Active in opera as well as the concert hall, he was principal conductor of Sweden’s perfectly preserved 18th-century theatre Drottingholm 1993-6, running the annual festival there. And he has been a pioneer in the process of exporting historically informed practice beyond the small world of period instruments to the wider one of conventional symphonic forces, guest-conducting orchestras like the Chicago Symphony, Cleveland Orchestra and Philadelphia Orchestra, St. Louis Symphony, Toronto Symphony, and Sydney Symphony, the New York, Los Angeles, and Hong Kong Philharmonics, the Northern Sinfonia and the Scottish Chamber Orchestra, as well as opera companies including Covent Garden, San Francisco, Santa Fe and Washington.
His discography of over 100 releases includes the world premiere recording of Handel’s Susanna, which attracted both a Gramophone Award and Grammy nomination, and recent issues of the same composer’s Solomon, Samson, and Acis and Galatea (a rarity in that it unearths the little-known version adapted by Felix Mendelssohn). He is also credited with the first performance in modern times of Handel’s masterly but mislaid Gloria.

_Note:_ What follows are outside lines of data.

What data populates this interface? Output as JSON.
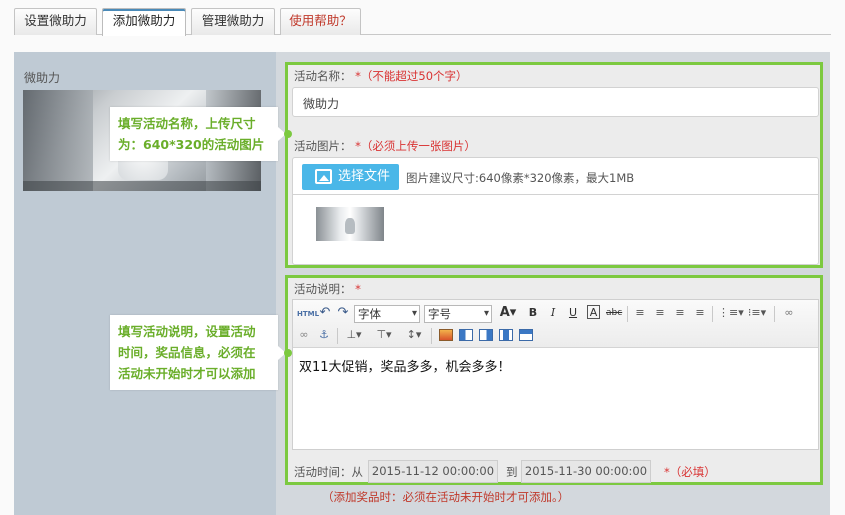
{
  "tabs": [
    {
      "label": "设置微助力"
    },
    {
      "label": "添加微助力"
    },
    {
      "label": "管理微助力"
    },
    {
      "label": "使用帮助？"
    }
  ],
  "left": {
    "title": "微助力"
  },
  "form": {
    "name_label": "活动名称：",
    "name_req": "*（不能超过50个字）",
    "name_value": "微助力",
    "image_label": "活动图片：",
    "image_req": "*（必须上传一张图片）",
    "upload_button": "选择文件",
    "upload_hint": "图片建议尺寸:640像素*320像素，最大1MB",
    "desc_label": "活动说明：",
    "desc_req": "*",
    "editor": {
      "font_select": "字体",
      "size_select": "字号",
      "content": "双11大促销，奖品多多，机会多多！"
    },
    "time_label": "活动时间：从",
    "start_time": "2015-11-12 00:00:00",
    "to_label": "到",
    "end_time": "2015-11-30 00:00:00",
    "time_req": "*（必填）"
  },
  "tips": {
    "tip1": [
      "填写活动名称，上传尺寸",
      "为：640*320的活动图片"
    ],
    "tip2": [
      "填写活动说明，设置活动",
      "时间，奖品信息，必须在",
      "活动未开始时才可以添加"
    ]
  },
  "bottom_note": "（添加奖品时：必须在活动未开始时才可添加。）",
  "colors": {
    "accent_green": "#7cc940",
    "upload_blue": "#4ab7e8",
    "required_red": "#d93333"
  }
}
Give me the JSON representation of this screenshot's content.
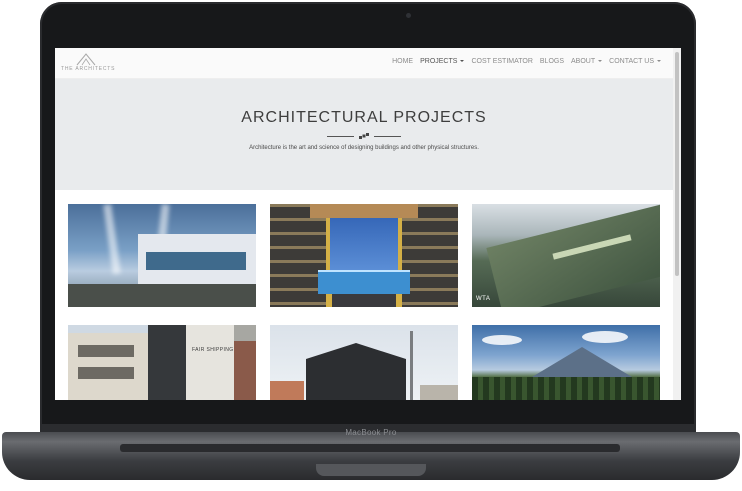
{
  "device": {
    "brand_label": "MacBook Pro"
  },
  "site": {
    "logo_text": "THE ARCHITECTS",
    "nav": {
      "items": [
        {
          "label": "HOME",
          "has_dropdown": false,
          "active": false
        },
        {
          "label": "PROJECTS",
          "has_dropdown": true,
          "active": true
        },
        {
          "label": "COST ESTIMATOR",
          "has_dropdown": false,
          "active": false
        },
        {
          "label": "BLOGS",
          "has_dropdown": false,
          "active": false
        },
        {
          "label": "ABOUT",
          "has_dropdown": true,
          "active": false
        },
        {
          "label": "CONTACT US",
          "has_dropdown": true,
          "active": false
        }
      ]
    },
    "hero": {
      "title": "ARCHITECTURAL PROJECTS",
      "subtitle": "Architecture is the art and science of designing buildings and other physical structures."
    },
    "projects": [
      {
        "image": "modern-building-night"
      },
      {
        "image": "atrium-pool"
      },
      {
        "image": "hillside-terraces",
        "caption": "WTA"
      },
      {
        "image": "fair-shipping-building",
        "caption": "FAIR SHIPPING"
      },
      {
        "image": "dark-timber-building"
      },
      {
        "image": "volcano-landscape"
      }
    ]
  },
  "colors": {
    "hero_bg": "#e9ebed",
    "nav_bg": "#fafafa",
    "laptop_body": "#17181a"
  }
}
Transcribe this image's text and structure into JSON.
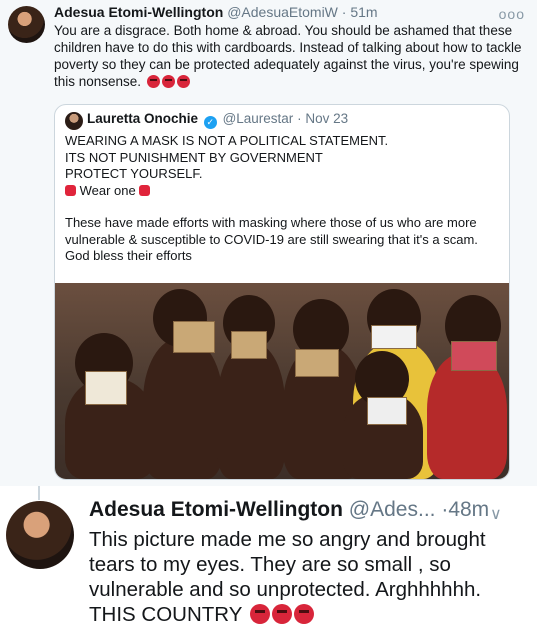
{
  "tweet1": {
    "author_name": "Adesua Etomi-Wellington",
    "handle": "@AdesuaEtomiW",
    "separator": "·",
    "time": "51m",
    "menu_glyph": "ooo",
    "text": "You are a disgrace. Both home & abroad. You should be ashamed that these children have to do this with cardboards. Instead of talking about how to tackle poverty so they can be protected adequately against the virus, you're spewing this nonsense.",
    "emojis": [
      "angry-face-icon",
      "angry-face-icon",
      "angry-face-icon"
    ]
  },
  "quoted": {
    "author_name": "Lauretta Onochie",
    "handle": "@Laurestar",
    "separator": "·",
    "date": "Nov 23",
    "verified_glyph": "✓",
    "line1": "WEARING A MASK IS NOT A POLITICAL STATEMENT.",
    "line2": "ITS NOT PUNISHMENT BY GOVERNMENT",
    "line3": "PROTECT YOURSELF.",
    "line4": "Wear one",
    "paragraph": "These have made efforts with masking where those of us who are more vulnerable & susceptible to COVID-19 are still swearing that it's a scam. God bless their efforts",
    "photo_icon": "children-with-cardboard-masks-photo"
  },
  "tweet2": {
    "author_name": "Adesua Etomi-Wellington",
    "handle": "@Ades...",
    "separator": "·",
    "time": "48m",
    "chevron": "∨",
    "text": "This picture made me so angry and brought tears to my eyes. They are so small , so vulnerable and so unprotected. Arghhhhhh. THIS COUNTRY",
    "emojis": [
      "angry-face-icon",
      "angry-face-icon",
      "angry-face-icon"
    ]
  },
  "colors": {
    "link_blue": "#1da1f2",
    "muted": "#657786",
    "angry_red": "#d8253a"
  }
}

Under their new label, Philharmonia Baroque Productions (PBP), Philharmonia Baroque Orchestra has recently released three archival recordings: Berlioz’ Le Nuit d’ete and selected Handel arias with the late Lorraine Hunt Lieberson, Haydn Symphonies no 88, 101 and 104, and Vivaldi’s Four Seasons and other concerti with Elizabeth Blumenstock as violin soloist.
Mr. McGegan has enjoyed dance collaborations with Mark Morris, notably the premiere performances of Morris’s production of Rameau’s Platée at the Edinburgh Festival and L’Allegro at Ravinia and the Mostly Mozart Festival in New York.
Mr. McGegan is committed to the next generation of musicians, frequently conducting and coaching students in residencies and engagements at Yale University, the Juilliard School, Aspen Music Festival and School, and the Music Academy of the West.
Born in England, Nicholas McGegan was educated at Cambridge and Oxford and taught at the Royal College of Music, London. He was made an Officer of the Most Excellent Order of the British Empire (OBE) in the Queen’s Birthday Honours for 2010 “for services to music overseas.” His awards also include the Halle Handel Prize, an honorary professorship at Georg-August University, Göttingen; the Order of Merit of the State of Lower Saxony (Germany); the Medal of Honour of the City of Göttingen, and an official Nicholas McGegan Day, declared by the Mayor of San Francisco in recognition of two decades’ distinguished work with the Philharmonia Baroque.
The citation on that curious day talked loftily of his achievement in presenting ‘great music that enriches lives, inspires passion for period instrument performance, connects audiences to history, preserves tradition, and celebrates creative genius’.
But as McGegan himself said when a journalist talked admiringly of his work with an orchestra: ‘I’m not working with them. I’m having fun with them’. It makes a difference.
Visit Nicholas McGegan on the web at www.nicholasmcgegan.com.